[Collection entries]
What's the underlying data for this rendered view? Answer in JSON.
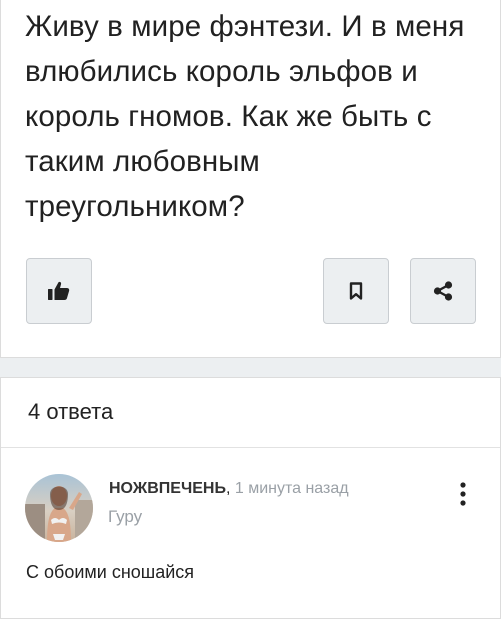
{
  "question": {
    "text": "Живу в мире фэнтези. И в меня влюбились король эльфов и король гномов. Как же быть с таким любовным треугольником?"
  },
  "actions": {
    "like_icon": "thumbs-up-icon",
    "bookmark_icon": "bookmark-icon",
    "share_icon": "share-icon"
  },
  "answers": {
    "count_label": "4 ответа",
    "items": [
      {
        "author": "НОЖВПЕЧЕНЬ",
        "separator": ",",
        "time": "1 минута назад",
        "rank": "Гуру",
        "text": "С обоими сношайся",
        "more_icon": "more-vertical-icon"
      }
    ]
  },
  "colors": {
    "page_background": "#eceff1",
    "card_background": "#ffffff",
    "button_background": "#eceff1",
    "muted_text": "#9aa0a6"
  }
}
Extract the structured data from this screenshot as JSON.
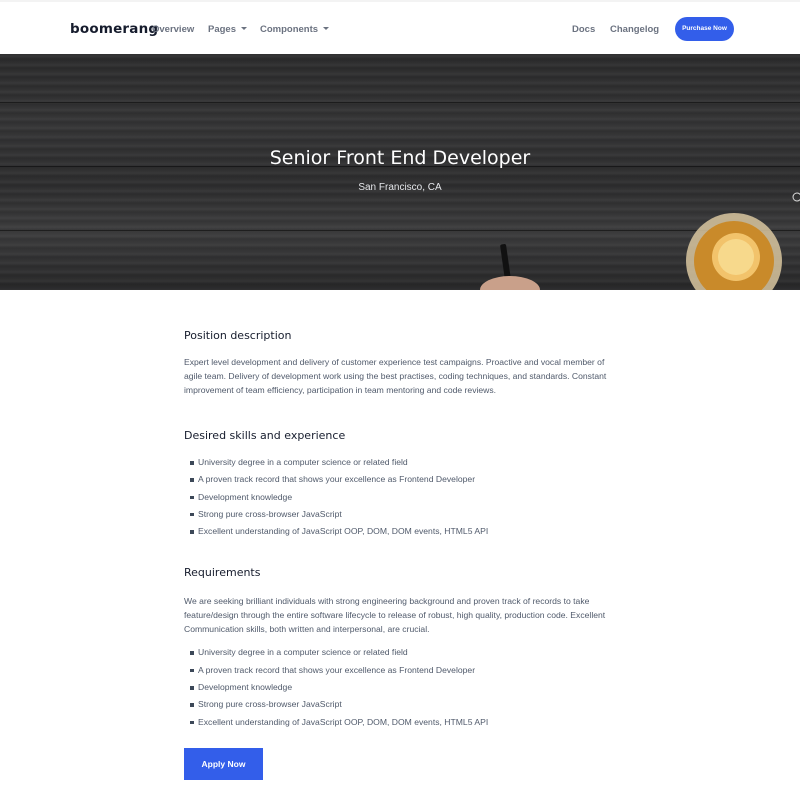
{
  "navbar": {
    "brand": "boomerang",
    "links": {
      "overview": "Overview",
      "pages": "Pages",
      "components": "Components",
      "docs": "Docs",
      "changelog": "Changelog"
    },
    "purchase_label": "Purchase Now"
  },
  "hero": {
    "title": "Senior Front End Developer",
    "location": "San Francisco, CA"
  },
  "sections": {
    "position": {
      "title": "Position description",
      "text": "Expert level development and delivery of customer experience test campaigns. Proactive and vocal member of agile team. Delivery of development work using the best practises, coding techniques, and standards. Constant improvement of team efficiency, participation in team mentoring and code reviews."
    },
    "skills": {
      "title": "Desired skills and experience",
      "items": [
        "University degree in a computer science or related field",
        "A proven track record that shows your excellence as Frontend Developer",
        "Development knowledge",
        "Strong pure cross-browser JavaScript",
        "Excellent understanding of JavaScript OOP, DOM, DOM events, HTML5 API"
      ]
    },
    "requirements": {
      "title": "Requirements",
      "text": "We are seeking brilliant individuals with strong engineering background and proven track of records to take feature/design through the entire software lifecycle to release of robust, high quality, production code. Excellent Communication skills, both written and interpersonal, are crucial.",
      "items": [
        "University degree in a computer science or related field",
        "A proven track record that shows your excellence as Frontend Developer",
        "Development knowledge",
        "Strong pure cross-browser JavaScript",
        "Excellent understanding of JavaScript OOP, DOM, DOM events, HTML5 API"
      ]
    }
  },
  "apply_label": "Apply Now",
  "colors": {
    "primary": "#335eea",
    "heading": "#161c2d",
    "body_text": "#505a6b",
    "hero_bg": "#2f2f30"
  }
}
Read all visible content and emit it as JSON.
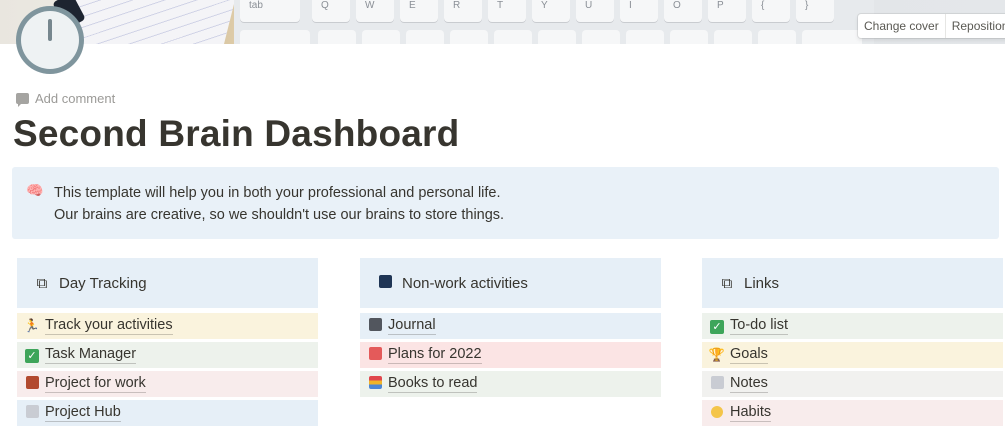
{
  "cover": {
    "change_label": "Change cover",
    "reposition_label": "Reposition",
    "keys": [
      "tab",
      "Q",
      "W",
      "E",
      "R",
      "T",
      "Y",
      "U",
      "I",
      "O",
      "P",
      "{",
      "}"
    ]
  },
  "page": {
    "icon": "clock-icon",
    "add_comment": "Add comment",
    "title": "Second Brain Dashboard"
  },
  "callout": {
    "icon": "brain-icon",
    "line1": "This template will help you in both your professional and personal life.",
    "line2": "Our brains are creative, so we shouldn't use our brains to store things."
  },
  "columns": [
    {
      "title": "Day Tracking",
      "icon": "binoculars-icon",
      "items": [
        {
          "label": "Track your activities",
          "icon": "running-person-icon",
          "bg": "#faf3dd"
        },
        {
          "label": "Task Manager",
          "icon": "check-mark-icon",
          "bg": "#edf2ec"
        },
        {
          "label": "Project for work",
          "icon": "briefcase-icon",
          "bg": "#f8ecec"
        },
        {
          "label": "Project Hub",
          "icon": "page-icon",
          "bg": "#e6eff7"
        }
      ]
    },
    {
      "title": "Non-work activities",
      "icon": "night-city-icon",
      "items": [
        {
          "label": "Journal",
          "icon": "notebook-icon",
          "bg": "#e6eff7"
        },
        {
          "label": "Plans for 2022",
          "icon": "calendar-icon",
          "bg": "#fbe4e4"
        },
        {
          "label": "Books to read",
          "icon": "books-icon",
          "bg": "#edf2ec"
        }
      ]
    },
    {
      "title": "Links",
      "icon": "binoculars-icon",
      "items": [
        {
          "label": "To-do list",
          "icon": "check-mark-icon",
          "bg": "#edf2ec"
        },
        {
          "label": "Goals",
          "icon": "trophy-icon",
          "bg": "#faf3dd"
        },
        {
          "label": "Notes",
          "icon": "notes-icon",
          "bg": "#f1f1ef"
        },
        {
          "label": "Habits",
          "icon": "smile-icon",
          "bg": "#f8ecec"
        }
      ]
    }
  ]
}
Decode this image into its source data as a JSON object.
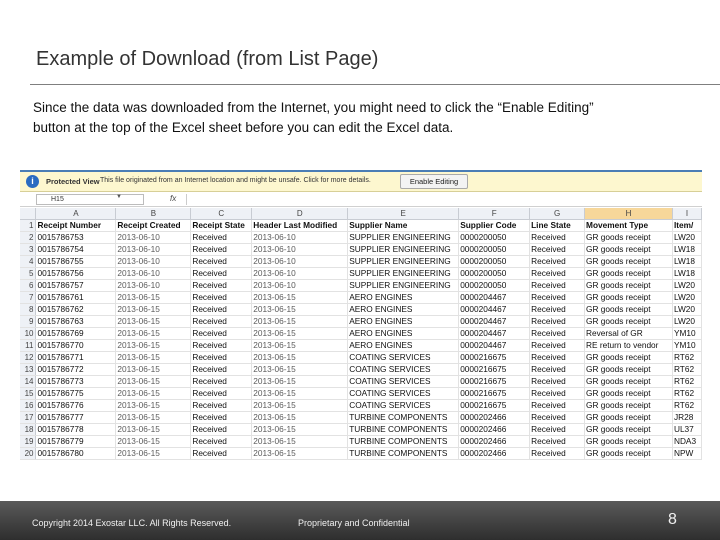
{
  "slide": {
    "title": "Example of Download (from List Page)",
    "body_line1": "Since the data was downloaded from the Internet, you might need to click the “Enable Editing”",
    "body_line2": "button at the top of the Excel sheet before you can edit the Excel data."
  },
  "excel": {
    "protected_view_label": "Protected View",
    "protected_view_message": "This file originated from an Internet location and might be unsafe. Click for more details.",
    "enable_editing_label": "Enable Editing",
    "name_box": "H15",
    "fx_label": "fx",
    "column_letters": [
      "A",
      "B",
      "C",
      "D",
      "E",
      "F",
      "G",
      "H",
      "I"
    ],
    "headers": [
      "Receipt Number",
      "Receipt Created",
      "Receipt State",
      "Header Last Modified",
      "Supplier Name",
      "Supplier Code",
      "Line State",
      "Movement Type",
      "Item/"
    ],
    "rows": [
      [
        "0015786753",
        "2013-06-10",
        "Received",
        "2013-06-10",
        "SUPPLIER ENGINEERING",
        "0000200050",
        "Received",
        "GR goods receipt",
        "LW20"
      ],
      [
        "0015786754",
        "2013-06-10",
        "Received",
        "2013-06-10",
        "SUPPLIER ENGINEERING",
        "0000200050",
        "Received",
        "GR goods receipt",
        "LW18"
      ],
      [
        "0015786755",
        "2013-06-10",
        "Received",
        "2013-06-10",
        "SUPPLIER ENGINEERING",
        "0000200050",
        "Received",
        "GR goods receipt",
        "LW18"
      ],
      [
        "0015786756",
        "2013-06-10",
        "Received",
        "2013-06-10",
        "SUPPLIER ENGINEERING",
        "0000200050",
        "Received",
        "GR goods receipt",
        "LW18"
      ],
      [
        "0015786757",
        "2013-06-10",
        "Received",
        "2013-06-10",
        "SUPPLIER ENGINEERING",
        "0000200050",
        "Received",
        "GR goods receipt",
        "LW20"
      ],
      [
        "0015786761",
        "2013-06-15",
        "Received",
        "2013-06-15",
        "AERO ENGINES",
        "0000204467",
        "Received",
        "GR goods receipt",
        "LW20"
      ],
      [
        "0015786762",
        "2013-06-15",
        "Received",
        "2013-06-15",
        "AERO ENGINES",
        "0000204467",
        "Received",
        "GR goods receipt",
        "LW20"
      ],
      [
        "0015786763",
        "2013-06-15",
        "Received",
        "2013-06-15",
        "AERO ENGINES",
        "0000204467",
        "Received",
        "GR goods receipt",
        "LW20"
      ],
      [
        "0015786769",
        "2013-06-15",
        "Received",
        "2013-06-15",
        "AERO ENGINES",
        "0000204467",
        "Received",
        "Reversal of GR",
        "YM10"
      ],
      [
        "0015786770",
        "2013-06-15",
        "Received",
        "2013-06-15",
        "AERO ENGINES",
        "0000204467",
        "Received",
        "RE return to vendor",
        "YM10"
      ],
      [
        "0015786771",
        "2013-06-15",
        "Received",
        "2013-06-15",
        "COATING SERVICES",
        "0000216675",
        "Received",
        "GR goods receipt",
        "RT62"
      ],
      [
        "0015786772",
        "2013-06-15",
        "Received",
        "2013-06-15",
        "COATING SERVICES",
        "0000216675",
        "Received",
        "GR goods receipt",
        "RT62"
      ],
      [
        "0015786773",
        "2013-06-15",
        "Received",
        "2013-06-15",
        "COATING SERVICES",
        "0000216675",
        "Received",
        "GR goods receipt",
        "RT62"
      ],
      [
        "0015786775",
        "2013-06-15",
        "Received",
        "2013-06-15",
        "COATING SERVICES",
        "0000216675",
        "Received",
        "GR goods receipt",
        "RT62"
      ],
      [
        "0015786776",
        "2013-06-15",
        "Received",
        "2013-06-15",
        "COATING SERVICES",
        "0000216675",
        "Received",
        "GR goods receipt",
        "RT62"
      ],
      [
        "0015786777",
        "2013-06-15",
        "Received",
        "2013-06-15",
        "TURBINE COMPONENTS",
        "0000202466",
        "Received",
        "GR goods receipt",
        "JR28"
      ],
      [
        "0015786778",
        "2013-06-15",
        "Received",
        "2013-06-15",
        "TURBINE COMPONENTS",
        "0000202466",
        "Received",
        "GR goods receipt",
        "UL37"
      ],
      [
        "0015786779",
        "2013-06-15",
        "Received",
        "2013-06-15",
        "TURBINE COMPONENTS",
        "0000202466",
        "Received",
        "GR goods receipt",
        "NDA3"
      ],
      [
        "0015786780",
        "2013-06-15",
        "Received",
        "2013-06-15",
        "TURBINE COMPONENTS",
        "0000202466",
        "Received",
        "GR goods receipt",
        "NPW"
      ]
    ]
  },
  "footer": {
    "copyright": "Copyright 2014 Exostar LLC. All Rights Reserved.",
    "proprietary": "Proprietary and Confidential",
    "page_number": "8"
  }
}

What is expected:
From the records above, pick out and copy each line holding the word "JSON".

Task response:
What's the underlying data for this rendered view? Answer in JSON.
Extract the structured data from this screenshot as JSON.
Read all visible content and emit it as JSON.
Decode this image into its source data as a JSON object.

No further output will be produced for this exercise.